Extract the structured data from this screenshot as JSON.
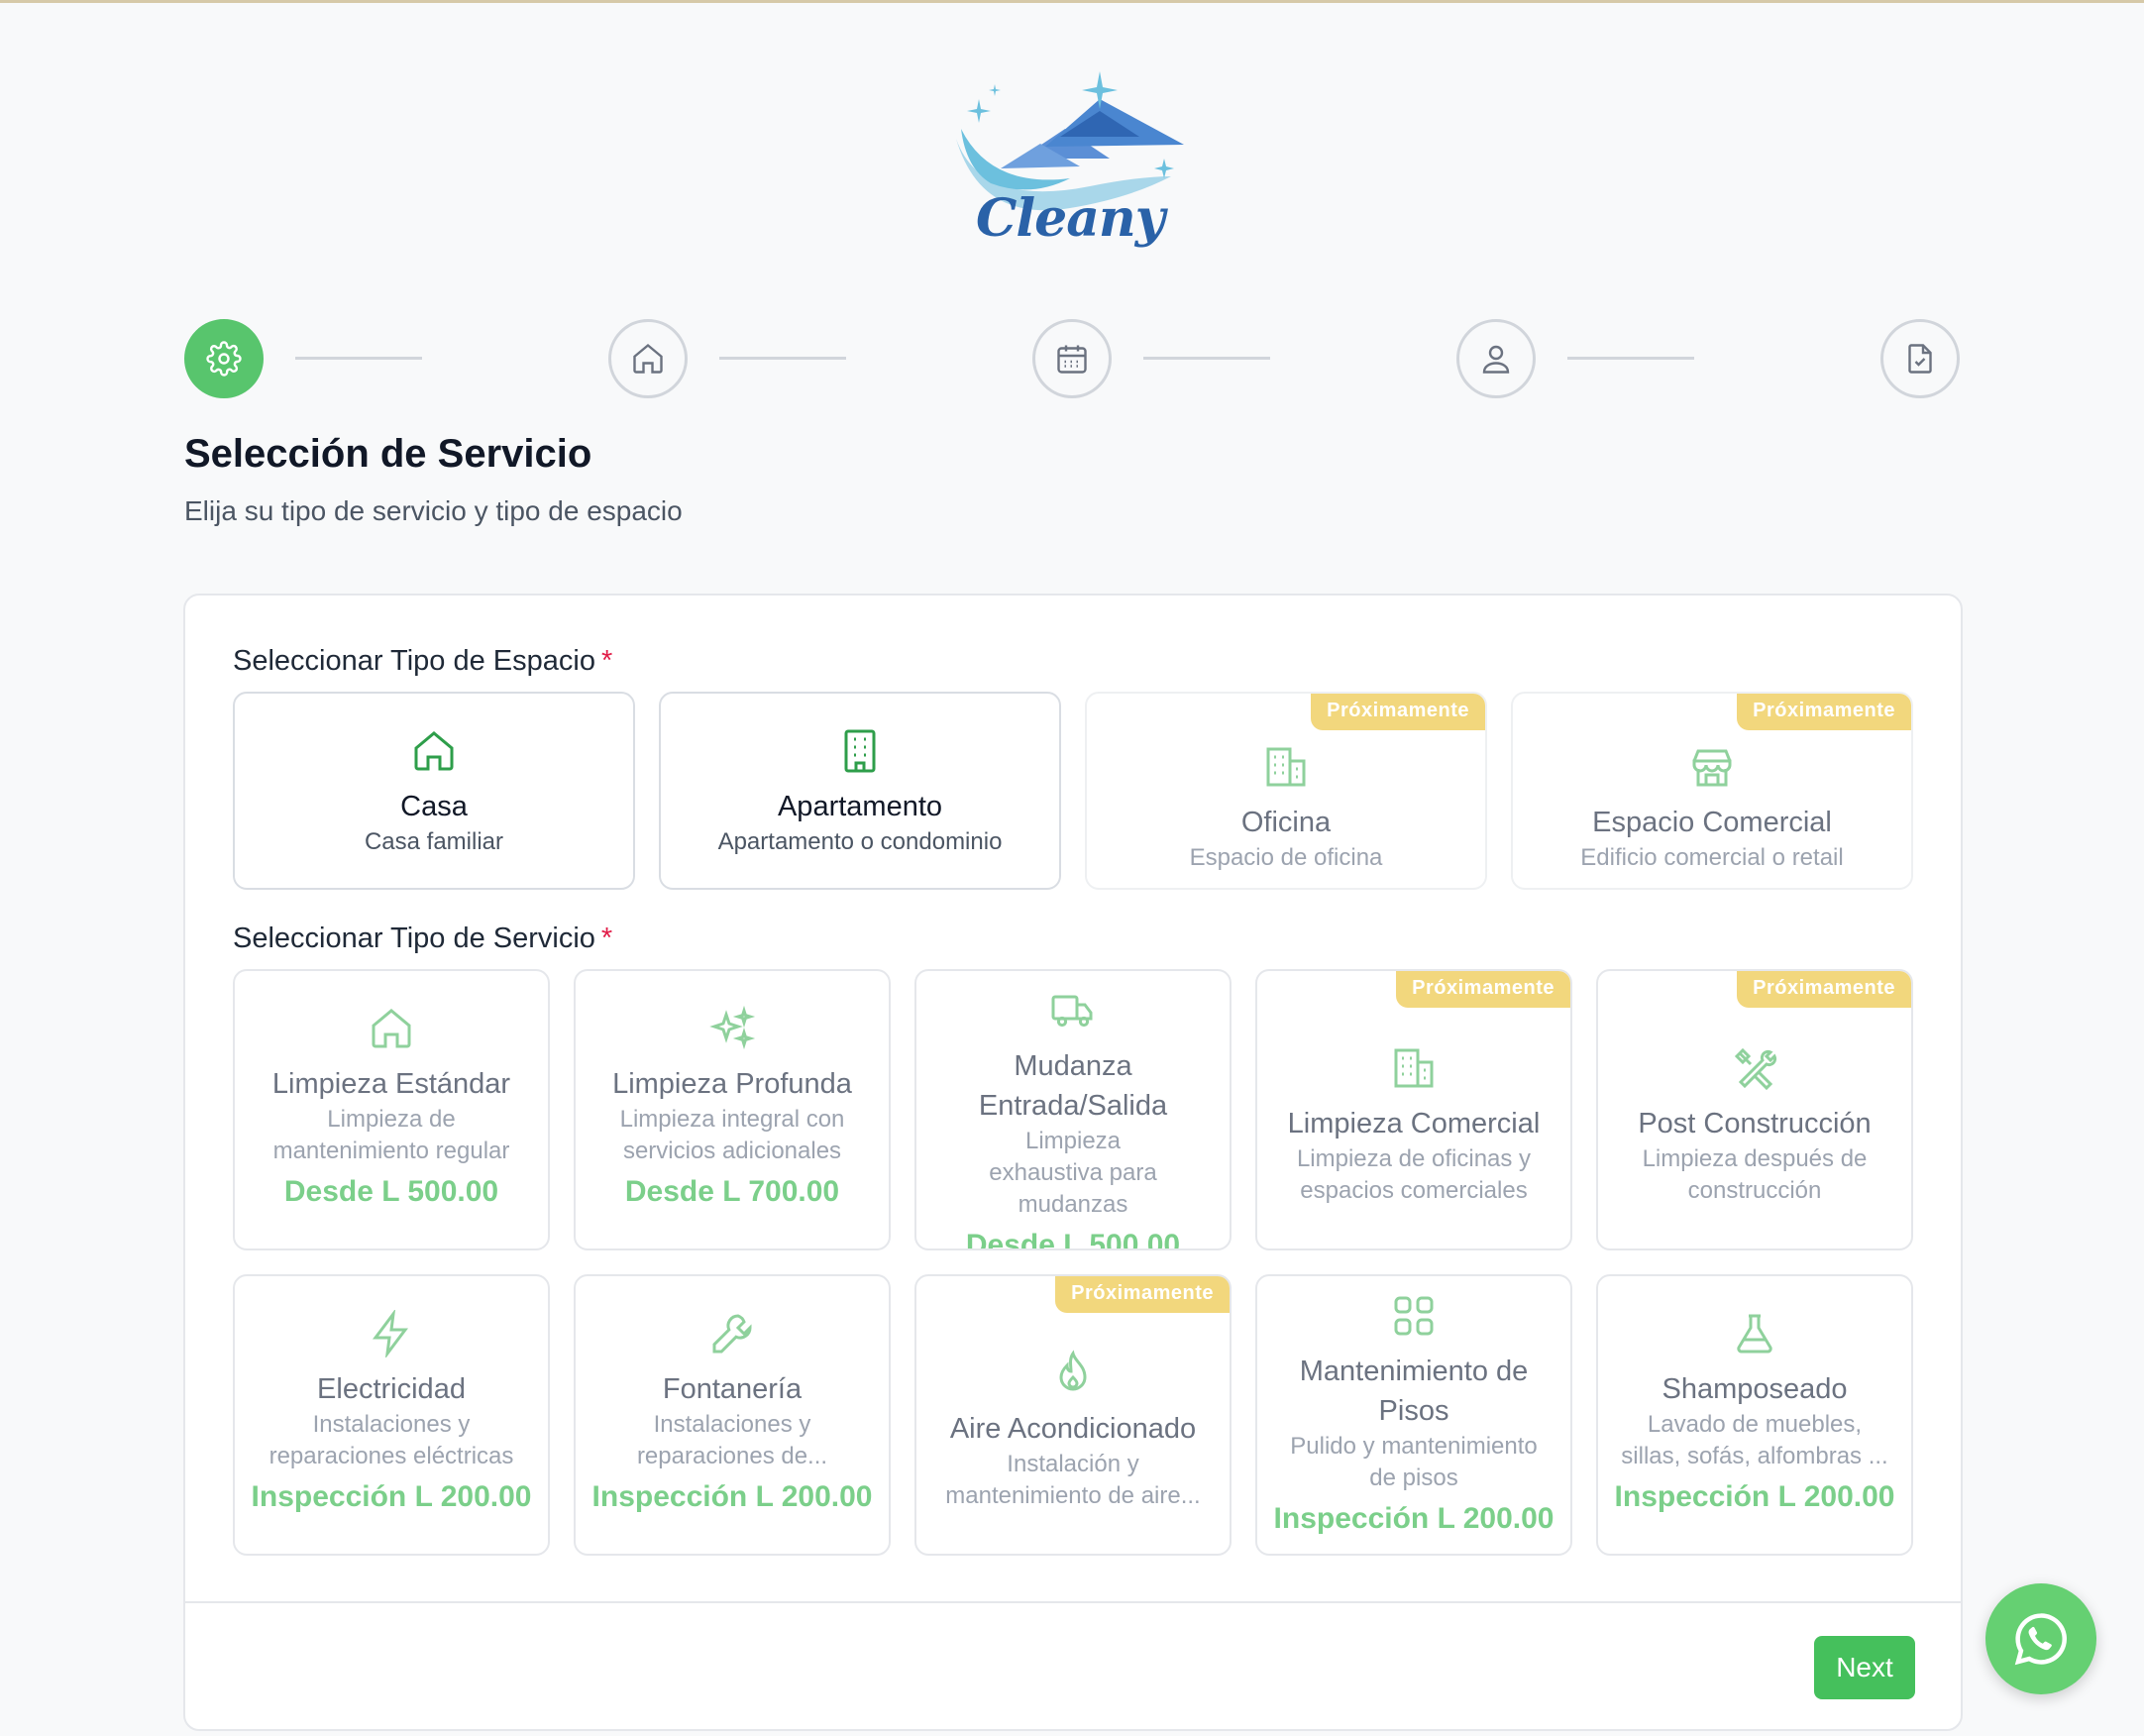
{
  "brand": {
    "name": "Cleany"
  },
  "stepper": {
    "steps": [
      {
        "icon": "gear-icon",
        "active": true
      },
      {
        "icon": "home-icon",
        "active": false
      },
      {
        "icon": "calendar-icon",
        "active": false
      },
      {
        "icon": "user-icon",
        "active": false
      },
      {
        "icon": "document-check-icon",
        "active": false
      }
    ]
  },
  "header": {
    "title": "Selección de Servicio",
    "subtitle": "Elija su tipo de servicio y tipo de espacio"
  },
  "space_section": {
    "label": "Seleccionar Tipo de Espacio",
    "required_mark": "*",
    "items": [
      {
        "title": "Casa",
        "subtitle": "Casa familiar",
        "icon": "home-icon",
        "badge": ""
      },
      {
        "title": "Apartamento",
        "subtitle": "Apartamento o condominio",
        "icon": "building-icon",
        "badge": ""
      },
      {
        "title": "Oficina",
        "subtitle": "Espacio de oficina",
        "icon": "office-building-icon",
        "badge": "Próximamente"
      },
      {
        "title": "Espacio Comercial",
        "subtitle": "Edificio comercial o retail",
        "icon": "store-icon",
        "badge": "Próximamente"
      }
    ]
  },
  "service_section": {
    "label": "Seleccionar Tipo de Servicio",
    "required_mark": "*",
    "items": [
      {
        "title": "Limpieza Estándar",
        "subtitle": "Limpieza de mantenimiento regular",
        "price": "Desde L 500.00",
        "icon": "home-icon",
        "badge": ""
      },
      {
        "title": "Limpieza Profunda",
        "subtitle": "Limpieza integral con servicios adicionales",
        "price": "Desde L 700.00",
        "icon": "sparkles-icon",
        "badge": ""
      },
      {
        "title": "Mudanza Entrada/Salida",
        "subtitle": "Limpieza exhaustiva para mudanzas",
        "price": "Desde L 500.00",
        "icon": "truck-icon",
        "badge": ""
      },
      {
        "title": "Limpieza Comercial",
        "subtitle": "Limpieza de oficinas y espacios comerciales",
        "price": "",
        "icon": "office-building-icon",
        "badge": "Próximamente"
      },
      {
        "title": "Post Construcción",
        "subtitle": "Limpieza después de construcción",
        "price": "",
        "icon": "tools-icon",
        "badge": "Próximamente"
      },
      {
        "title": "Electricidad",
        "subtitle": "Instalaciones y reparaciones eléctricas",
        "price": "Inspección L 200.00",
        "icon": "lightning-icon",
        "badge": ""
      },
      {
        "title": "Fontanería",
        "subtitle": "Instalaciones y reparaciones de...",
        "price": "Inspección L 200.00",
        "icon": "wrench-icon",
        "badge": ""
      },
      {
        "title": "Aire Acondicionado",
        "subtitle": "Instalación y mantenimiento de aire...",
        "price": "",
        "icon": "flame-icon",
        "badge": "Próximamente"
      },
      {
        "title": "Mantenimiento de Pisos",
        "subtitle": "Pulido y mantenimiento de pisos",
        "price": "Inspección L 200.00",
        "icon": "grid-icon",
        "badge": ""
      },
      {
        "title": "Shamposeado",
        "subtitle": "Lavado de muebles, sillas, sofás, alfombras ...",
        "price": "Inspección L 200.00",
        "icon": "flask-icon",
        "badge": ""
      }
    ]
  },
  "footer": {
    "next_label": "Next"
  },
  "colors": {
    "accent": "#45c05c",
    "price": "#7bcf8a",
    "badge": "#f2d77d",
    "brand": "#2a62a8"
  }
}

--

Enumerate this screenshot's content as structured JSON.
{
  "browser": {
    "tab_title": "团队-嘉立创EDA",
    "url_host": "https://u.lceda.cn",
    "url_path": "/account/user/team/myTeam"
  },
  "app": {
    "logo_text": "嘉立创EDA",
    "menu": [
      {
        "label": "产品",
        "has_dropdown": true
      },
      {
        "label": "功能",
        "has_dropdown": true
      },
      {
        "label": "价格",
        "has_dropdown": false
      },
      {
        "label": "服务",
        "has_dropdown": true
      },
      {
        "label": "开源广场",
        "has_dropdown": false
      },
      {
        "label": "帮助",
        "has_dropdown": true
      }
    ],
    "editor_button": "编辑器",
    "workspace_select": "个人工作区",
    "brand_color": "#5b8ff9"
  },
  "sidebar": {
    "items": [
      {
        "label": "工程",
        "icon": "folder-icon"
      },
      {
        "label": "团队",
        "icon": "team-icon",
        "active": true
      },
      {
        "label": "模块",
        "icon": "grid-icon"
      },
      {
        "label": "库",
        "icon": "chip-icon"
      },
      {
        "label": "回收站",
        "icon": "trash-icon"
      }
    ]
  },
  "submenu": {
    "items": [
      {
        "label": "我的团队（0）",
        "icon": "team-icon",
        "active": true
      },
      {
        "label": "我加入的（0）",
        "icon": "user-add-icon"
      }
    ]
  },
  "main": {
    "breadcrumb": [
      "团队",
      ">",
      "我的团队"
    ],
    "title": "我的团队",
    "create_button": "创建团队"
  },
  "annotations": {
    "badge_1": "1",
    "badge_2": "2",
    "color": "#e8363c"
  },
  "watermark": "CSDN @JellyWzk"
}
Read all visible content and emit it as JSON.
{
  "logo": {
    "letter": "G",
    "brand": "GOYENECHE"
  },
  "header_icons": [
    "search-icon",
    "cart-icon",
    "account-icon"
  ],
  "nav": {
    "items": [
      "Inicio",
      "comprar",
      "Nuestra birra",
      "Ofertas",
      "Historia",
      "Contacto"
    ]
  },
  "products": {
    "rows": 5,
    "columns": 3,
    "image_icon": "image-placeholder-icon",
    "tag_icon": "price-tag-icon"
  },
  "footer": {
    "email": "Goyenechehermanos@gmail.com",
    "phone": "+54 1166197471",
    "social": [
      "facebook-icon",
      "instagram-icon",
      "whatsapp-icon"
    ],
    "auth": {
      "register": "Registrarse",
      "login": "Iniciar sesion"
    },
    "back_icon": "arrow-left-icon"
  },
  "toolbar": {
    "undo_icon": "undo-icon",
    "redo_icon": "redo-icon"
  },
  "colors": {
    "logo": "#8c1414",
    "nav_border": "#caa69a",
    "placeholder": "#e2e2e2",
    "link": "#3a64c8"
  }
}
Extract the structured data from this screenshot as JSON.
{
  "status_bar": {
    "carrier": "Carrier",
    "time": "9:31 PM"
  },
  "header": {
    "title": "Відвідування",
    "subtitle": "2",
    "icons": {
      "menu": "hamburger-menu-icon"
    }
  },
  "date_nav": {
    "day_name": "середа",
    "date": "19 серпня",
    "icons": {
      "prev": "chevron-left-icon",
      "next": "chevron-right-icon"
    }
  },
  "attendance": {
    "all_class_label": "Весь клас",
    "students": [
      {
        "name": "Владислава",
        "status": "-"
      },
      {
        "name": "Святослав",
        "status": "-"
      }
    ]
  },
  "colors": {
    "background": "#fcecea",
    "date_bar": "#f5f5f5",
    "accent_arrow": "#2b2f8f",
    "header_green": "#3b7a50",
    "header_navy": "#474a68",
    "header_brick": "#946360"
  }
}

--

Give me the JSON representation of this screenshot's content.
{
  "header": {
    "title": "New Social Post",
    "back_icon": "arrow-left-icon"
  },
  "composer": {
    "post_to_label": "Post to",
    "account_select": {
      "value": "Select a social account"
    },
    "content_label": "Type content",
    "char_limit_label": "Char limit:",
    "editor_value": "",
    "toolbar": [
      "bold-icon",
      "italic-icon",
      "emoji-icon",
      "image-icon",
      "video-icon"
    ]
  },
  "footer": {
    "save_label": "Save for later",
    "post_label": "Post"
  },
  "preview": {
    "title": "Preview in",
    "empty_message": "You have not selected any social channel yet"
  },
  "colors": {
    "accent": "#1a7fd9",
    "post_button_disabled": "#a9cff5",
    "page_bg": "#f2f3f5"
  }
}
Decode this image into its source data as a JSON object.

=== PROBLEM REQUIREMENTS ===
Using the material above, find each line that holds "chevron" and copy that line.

=== THE ANSWER ===
      "prev": "chevron-left-icon",
      "next": "chevron-right-icon"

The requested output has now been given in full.